Collecting Autographs – Philography
“Philography” – collecting autographs – is one of the oldest forms of collecting, and one of the most rewarding. Autographs of movie stars, politicians, sports figures, authors, and musicians can sell for hundreds, or even thousands, of dollars. But, it is also an area where fraud or misrepresentation can easily occur, and one should always be wary of a source.
There are four points that affect the value of an autograph:
Who has signed? – The fame – or infamy – of the person who signed is the main factor. For example, the signature of Marilyn Monroe, who is just as popular now as she was when she was alive, is far more valuable than an autograph from Jimmy Stewart, who lived far longer and signed many more autographs.
Pictured right: Autograph of Marilyn Monroe
An autograph of an historic figure, such as Napoleon, is quite rare, and worth thousands of dollars. Autographs of current television stars are worth very little, simply because they are far easier to obtain. In the realm of autograph values, death is definitely a good career move!
What has been signed? – A hand-written letter has the most value, since – not only does it have the person’s signature – it also gives some insight into the person’s character. Also of value: a typed letter; a signed document; and a signed photo, the bigger the better. Once again, a napkin autographed by Mr. T is just not going to cut it.
Is the signature in ink or pencil? – An ink signature is worth far more than one done in pencil.
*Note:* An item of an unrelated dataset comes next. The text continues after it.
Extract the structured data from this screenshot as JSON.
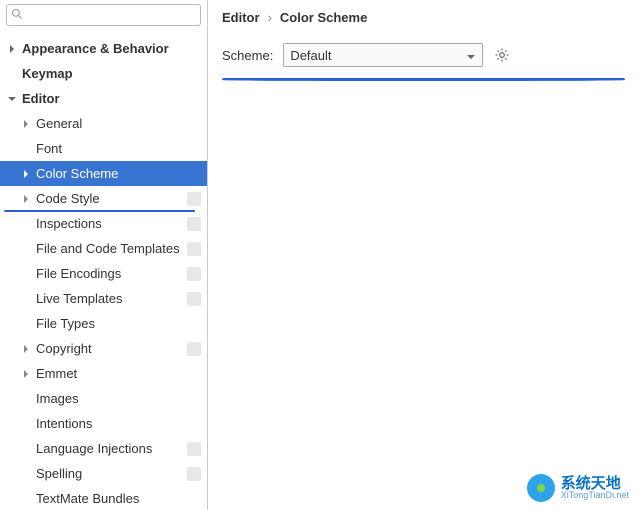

Pencil fades over time, and is generally not as crisp as an ink autograph. However, some pencil signatures do have high values, such as those by Apache Chief Geronimo. He signed small cards in pencil at the 1904 World’s Fair in St. Louis, and those can sell for $5000 now.
Pictured left: Autograph Salvador Dali
What is the condition of the autograph? – Smears, stains, and creases will devalue an autograph. Paper or photos in excellent condition bring the highest prices.
History’s Most Valuable Autograph?
Without a doubt, the signature to the right is the most valuable signature in the world. It belonged to William Shakespeare. There are only six authenticated examples of Shakespeare’s autograph – one on a conveyance for a London house, one on a deposition in a legal case, one on his mortgage, and three on his Will.
All six survive in institutions, but if one came up for sale, it would probably sell for in excess of $5 million US. Not one manuscript written in his hand-writing has ever been found, but if it were, it would sell for $50 million. (Considering his poor penmanship, one can only assume that the actors had to ad lib a lot!)
Pictured right: William Shakespeare’s signature
Some of the research for this page – including autograph examples – is courtesy of the excellent “Autographs
of America” website.